It’s not uncommon to hear Christians talk about cultural engagement. Our understanding of such a dynamic usually resides in the arena of what are called culture wars. There’s something harmful in the culture, and we go to work to combat it. Abortion would be a good example; we war against it, as well we should. At the same time, we should also recognize that cultural engagement is not only about what we’re against.

The question of how we believers should relate to culture, the culture in which God has placed us – for a reason – is not new. In his seminal work Christ and Culture, H. Richard Niebuhr highlighted five possibilities. The first he called “Christ against Culture,” illustrated in the abortion issue above. Generally speaking, in this view, Christians live in opposition to culture. The second view is “Christ of Culture.” Here, Christians submit their understanding of Christ to the values and attitudes of culture. Third is “Christ above Culture,” a view in which both the Lord and culture are taken seriously. However, a compartmentalization routinely takes place. Faith is often divorced from everyday life. Niebuhr called the fourth view “Christ and Culture in Paradox.” Here, the kingdom and the culture exist along side one another, and Christians seek to be faithful to their respective roles. One must submit to both without sinning against God. Fifth, “Christ is the Transformer of Culture.” Here, cultural realities, goods, and structures can be restored or redeemed by Christ. All areas of life are submitted to Christ and transformed for His glory.
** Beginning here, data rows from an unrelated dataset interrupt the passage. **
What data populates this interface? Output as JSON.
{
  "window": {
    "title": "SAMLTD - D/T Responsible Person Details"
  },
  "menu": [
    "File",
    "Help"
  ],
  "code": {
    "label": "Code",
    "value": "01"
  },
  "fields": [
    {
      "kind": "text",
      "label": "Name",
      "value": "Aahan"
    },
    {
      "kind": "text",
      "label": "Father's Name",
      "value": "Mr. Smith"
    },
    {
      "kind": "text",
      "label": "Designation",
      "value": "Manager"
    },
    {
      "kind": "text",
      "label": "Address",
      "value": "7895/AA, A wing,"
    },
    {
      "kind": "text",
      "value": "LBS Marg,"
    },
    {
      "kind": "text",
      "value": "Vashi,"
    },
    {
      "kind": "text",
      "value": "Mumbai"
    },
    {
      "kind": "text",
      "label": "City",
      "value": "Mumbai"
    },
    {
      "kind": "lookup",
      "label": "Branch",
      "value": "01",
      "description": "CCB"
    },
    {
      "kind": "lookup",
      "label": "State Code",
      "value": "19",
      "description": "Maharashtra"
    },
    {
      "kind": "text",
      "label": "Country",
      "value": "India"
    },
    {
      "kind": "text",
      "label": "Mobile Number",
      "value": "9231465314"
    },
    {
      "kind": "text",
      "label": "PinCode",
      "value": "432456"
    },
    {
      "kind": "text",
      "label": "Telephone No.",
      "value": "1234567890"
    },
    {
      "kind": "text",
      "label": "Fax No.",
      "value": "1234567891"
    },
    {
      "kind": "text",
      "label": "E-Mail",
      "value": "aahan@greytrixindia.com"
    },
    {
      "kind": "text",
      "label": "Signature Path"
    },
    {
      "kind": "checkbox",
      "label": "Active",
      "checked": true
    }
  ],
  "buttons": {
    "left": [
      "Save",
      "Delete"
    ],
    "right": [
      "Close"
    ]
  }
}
Certainly, one may see truth in each of these positions. And surely, we all agree that Christ is indeed the transformer of culture, as He transforms persons who then play their part in the dominion mandate (subdue the earth), the cultural mandate (salt and light), and the Great Commission (make disciples). And yet, culture is not static. It’s not static when we transform it. Neither is it static when we add to it. Yes, we’re born into an existing culture, but it’s an ever-changing culture, not just through transformation, but through the creation of new culture.

God has called us to be culture engagers and culture transformers, but He’s also called us to be culture makers. Building on work by Ken Meyers, Andy Crouch unfolded this concept in his book — cleverly entitled – Culture Making. Cultural goods that are bad should be eliminated or transformed. Those that are good should be preserved. But Christians should also strive to create new cultural goods that glorify God and benefit others for the sake of the gospel. We image forth God in that endeavor, as we do in others. We put His creatorship on display. Cultivation yes, but also creativity is part of the dominion mandate. Creativity is also part of the cultural mandate and even the Great Commission. In one sense, new creatures in Christ are new cultural goods just as new objects, new methods, and new modes are new cultural goods as well.

It’s good to help a man who’s been beaten and left on the side of the road as did the Good Samaritan. It’s also good to build hospitals as certain Christians have done. And it’s good to serve in the name of Christ in those hospitals. These are seminal thoughts as we seek to take every thought captive in obedience to Christ.

Dr. Dean and Christi Johnson invite you to learn more about God, His world, and yourself. Listen to their podcast, True Worldview, and find other helpful resources there as well.





Originally published November 07, 2019.